== YOUR GOAL ==
Go through the lines below, tally those that include the word "xlabel", and give only the tally.

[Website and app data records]
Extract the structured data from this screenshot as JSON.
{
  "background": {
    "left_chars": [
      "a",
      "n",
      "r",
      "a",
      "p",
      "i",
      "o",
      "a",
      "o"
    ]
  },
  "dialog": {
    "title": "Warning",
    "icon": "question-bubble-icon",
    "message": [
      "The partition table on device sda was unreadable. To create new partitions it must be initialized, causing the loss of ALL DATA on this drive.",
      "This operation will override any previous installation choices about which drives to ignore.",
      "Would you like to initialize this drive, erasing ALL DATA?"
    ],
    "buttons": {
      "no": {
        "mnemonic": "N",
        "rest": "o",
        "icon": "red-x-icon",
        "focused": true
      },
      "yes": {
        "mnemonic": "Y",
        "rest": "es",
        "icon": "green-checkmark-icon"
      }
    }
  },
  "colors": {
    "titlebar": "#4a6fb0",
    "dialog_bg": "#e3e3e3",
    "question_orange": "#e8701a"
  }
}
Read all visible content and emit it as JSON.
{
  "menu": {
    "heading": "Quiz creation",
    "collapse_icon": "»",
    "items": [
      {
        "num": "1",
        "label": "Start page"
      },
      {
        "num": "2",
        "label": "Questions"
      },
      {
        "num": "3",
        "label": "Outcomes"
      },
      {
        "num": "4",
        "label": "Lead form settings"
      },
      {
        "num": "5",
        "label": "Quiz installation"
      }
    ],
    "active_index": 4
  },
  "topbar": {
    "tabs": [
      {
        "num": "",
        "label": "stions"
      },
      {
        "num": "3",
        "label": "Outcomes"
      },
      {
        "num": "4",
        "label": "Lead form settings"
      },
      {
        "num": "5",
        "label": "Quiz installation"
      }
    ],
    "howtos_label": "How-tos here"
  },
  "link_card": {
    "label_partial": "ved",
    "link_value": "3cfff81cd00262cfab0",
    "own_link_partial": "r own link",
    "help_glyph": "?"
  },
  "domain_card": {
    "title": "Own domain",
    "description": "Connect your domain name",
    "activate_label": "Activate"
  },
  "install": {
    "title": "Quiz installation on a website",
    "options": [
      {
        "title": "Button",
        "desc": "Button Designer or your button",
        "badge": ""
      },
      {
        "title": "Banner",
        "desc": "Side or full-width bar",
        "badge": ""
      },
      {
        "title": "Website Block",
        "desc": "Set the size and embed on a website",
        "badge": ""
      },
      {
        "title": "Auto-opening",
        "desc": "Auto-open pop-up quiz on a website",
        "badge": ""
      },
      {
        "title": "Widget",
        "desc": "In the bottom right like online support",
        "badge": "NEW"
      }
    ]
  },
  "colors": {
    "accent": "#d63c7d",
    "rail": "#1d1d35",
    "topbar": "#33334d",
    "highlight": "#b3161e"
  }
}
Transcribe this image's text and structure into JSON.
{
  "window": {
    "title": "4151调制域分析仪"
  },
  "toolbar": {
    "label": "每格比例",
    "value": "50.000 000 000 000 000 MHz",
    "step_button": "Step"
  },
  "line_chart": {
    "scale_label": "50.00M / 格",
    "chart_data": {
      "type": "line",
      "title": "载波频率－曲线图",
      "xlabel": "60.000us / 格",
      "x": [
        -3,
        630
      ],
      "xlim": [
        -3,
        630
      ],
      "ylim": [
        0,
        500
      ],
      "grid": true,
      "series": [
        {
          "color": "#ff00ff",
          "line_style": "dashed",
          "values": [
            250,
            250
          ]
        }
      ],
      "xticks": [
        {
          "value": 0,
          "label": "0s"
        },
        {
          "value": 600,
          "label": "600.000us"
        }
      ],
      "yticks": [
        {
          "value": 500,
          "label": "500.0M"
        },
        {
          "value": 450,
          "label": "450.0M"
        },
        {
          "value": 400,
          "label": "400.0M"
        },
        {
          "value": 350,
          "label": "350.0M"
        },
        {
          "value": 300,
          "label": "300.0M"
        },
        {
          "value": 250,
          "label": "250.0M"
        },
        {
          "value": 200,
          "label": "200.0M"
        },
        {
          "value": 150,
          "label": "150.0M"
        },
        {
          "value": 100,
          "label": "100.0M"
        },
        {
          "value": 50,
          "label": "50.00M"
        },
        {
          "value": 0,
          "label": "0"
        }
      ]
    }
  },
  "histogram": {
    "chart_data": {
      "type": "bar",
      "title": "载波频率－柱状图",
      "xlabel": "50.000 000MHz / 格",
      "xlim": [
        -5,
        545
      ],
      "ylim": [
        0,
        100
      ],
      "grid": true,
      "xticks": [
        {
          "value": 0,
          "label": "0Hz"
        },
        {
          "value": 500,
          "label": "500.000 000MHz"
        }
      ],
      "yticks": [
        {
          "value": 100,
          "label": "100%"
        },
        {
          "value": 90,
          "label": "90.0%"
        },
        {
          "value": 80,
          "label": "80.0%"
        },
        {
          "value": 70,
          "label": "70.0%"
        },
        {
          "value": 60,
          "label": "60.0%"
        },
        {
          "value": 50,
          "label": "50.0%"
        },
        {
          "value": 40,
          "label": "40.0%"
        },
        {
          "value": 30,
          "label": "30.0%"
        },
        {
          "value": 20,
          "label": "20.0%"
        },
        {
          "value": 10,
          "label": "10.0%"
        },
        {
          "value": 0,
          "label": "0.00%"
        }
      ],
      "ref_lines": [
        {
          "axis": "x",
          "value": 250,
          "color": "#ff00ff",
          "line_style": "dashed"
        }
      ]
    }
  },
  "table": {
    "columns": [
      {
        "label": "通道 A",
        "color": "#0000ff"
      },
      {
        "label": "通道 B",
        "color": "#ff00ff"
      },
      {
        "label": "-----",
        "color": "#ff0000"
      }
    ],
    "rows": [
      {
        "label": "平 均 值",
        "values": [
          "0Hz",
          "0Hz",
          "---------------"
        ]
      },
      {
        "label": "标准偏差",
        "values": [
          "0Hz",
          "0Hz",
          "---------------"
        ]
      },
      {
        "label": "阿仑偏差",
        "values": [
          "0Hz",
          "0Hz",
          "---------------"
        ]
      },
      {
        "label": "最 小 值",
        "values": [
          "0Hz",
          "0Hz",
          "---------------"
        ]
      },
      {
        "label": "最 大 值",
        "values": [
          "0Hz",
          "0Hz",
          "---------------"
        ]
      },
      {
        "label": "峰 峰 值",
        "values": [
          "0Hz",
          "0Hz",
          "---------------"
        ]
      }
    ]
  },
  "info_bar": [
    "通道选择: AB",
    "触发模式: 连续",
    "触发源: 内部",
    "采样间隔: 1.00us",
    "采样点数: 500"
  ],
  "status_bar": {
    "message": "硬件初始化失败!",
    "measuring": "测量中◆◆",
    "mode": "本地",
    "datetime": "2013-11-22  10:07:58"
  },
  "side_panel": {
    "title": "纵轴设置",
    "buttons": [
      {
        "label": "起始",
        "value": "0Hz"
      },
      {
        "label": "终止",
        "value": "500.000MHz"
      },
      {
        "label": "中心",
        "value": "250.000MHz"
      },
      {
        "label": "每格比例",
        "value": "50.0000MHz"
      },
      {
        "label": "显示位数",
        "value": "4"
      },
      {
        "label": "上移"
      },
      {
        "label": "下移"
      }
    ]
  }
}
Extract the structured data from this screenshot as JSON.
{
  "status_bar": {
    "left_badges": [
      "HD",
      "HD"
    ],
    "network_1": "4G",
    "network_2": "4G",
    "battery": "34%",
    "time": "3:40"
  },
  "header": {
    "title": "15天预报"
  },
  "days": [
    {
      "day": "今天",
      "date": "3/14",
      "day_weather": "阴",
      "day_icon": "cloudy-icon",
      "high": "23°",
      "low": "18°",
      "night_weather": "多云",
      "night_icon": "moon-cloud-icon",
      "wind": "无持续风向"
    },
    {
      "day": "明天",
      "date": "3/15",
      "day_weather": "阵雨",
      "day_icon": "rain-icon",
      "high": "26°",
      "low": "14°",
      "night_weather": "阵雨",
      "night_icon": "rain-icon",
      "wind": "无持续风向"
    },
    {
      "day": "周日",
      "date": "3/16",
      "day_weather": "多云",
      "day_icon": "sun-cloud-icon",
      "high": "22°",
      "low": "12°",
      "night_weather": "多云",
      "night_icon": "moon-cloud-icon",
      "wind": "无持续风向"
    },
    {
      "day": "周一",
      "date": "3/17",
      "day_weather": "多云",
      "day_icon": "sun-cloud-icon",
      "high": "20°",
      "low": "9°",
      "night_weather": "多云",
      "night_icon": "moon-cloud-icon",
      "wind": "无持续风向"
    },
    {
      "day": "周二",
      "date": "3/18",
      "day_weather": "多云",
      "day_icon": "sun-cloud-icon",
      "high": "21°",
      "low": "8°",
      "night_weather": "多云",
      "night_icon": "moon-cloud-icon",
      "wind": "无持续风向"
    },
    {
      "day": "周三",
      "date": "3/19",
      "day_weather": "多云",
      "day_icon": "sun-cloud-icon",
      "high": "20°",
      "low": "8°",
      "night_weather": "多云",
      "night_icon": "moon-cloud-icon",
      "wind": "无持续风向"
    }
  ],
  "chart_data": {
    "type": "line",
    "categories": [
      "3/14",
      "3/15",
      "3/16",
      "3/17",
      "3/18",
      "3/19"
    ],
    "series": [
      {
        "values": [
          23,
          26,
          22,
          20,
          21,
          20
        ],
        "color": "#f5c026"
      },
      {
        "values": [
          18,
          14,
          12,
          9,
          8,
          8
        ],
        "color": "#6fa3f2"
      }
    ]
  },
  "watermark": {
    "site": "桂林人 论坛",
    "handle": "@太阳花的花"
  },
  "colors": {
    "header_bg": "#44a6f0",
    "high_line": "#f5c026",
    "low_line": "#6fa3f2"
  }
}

== ANSWER SECTION ==
2